* _RECORDS SUPPLIED_:
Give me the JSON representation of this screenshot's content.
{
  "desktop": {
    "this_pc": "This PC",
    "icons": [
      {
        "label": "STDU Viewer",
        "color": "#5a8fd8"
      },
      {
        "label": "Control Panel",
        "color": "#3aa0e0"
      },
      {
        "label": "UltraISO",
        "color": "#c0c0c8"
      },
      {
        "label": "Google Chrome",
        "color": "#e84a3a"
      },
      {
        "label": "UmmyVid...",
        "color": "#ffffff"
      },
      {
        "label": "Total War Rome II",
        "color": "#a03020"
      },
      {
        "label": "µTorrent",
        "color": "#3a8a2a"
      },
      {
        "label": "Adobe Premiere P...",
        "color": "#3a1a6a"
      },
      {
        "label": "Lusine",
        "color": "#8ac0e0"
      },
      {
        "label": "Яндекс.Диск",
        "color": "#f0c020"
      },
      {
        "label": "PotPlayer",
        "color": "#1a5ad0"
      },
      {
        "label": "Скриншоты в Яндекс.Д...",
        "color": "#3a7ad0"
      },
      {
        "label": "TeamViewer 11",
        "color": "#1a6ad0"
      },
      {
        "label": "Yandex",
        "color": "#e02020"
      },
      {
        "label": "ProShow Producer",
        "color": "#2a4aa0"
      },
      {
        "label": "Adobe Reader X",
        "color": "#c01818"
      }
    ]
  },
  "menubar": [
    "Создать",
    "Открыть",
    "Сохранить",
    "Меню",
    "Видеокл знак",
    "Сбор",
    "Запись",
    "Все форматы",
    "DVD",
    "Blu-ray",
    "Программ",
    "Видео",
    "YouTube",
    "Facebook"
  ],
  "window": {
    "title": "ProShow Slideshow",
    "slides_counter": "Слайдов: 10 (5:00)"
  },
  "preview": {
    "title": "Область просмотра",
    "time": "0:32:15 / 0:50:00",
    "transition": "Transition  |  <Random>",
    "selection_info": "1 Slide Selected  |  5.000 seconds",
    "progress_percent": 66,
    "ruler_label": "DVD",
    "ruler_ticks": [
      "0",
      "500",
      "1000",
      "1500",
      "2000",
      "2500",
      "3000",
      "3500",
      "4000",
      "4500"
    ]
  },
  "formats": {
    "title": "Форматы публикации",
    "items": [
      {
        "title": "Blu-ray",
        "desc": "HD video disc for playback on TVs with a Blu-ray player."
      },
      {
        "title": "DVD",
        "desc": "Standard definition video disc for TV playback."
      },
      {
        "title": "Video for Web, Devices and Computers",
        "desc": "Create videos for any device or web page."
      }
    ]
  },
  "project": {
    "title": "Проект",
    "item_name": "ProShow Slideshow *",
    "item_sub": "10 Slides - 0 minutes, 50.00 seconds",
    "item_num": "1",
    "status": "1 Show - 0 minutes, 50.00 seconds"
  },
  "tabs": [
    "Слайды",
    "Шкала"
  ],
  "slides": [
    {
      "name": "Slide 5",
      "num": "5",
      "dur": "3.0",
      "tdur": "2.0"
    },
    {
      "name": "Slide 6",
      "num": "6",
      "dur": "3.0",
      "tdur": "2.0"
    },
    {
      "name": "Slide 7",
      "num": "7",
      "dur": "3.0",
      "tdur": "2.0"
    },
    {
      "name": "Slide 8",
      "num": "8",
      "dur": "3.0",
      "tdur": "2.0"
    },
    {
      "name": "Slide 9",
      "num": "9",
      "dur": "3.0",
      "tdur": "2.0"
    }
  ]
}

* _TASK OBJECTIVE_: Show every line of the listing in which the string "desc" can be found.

* _RESPONSE_:
        "desc": "HD video disc for playback on TVs with a Blu-ray player."
        "desc": "Standard definition video disc for TV playback."
        "desc": "Create videos for any device or web page."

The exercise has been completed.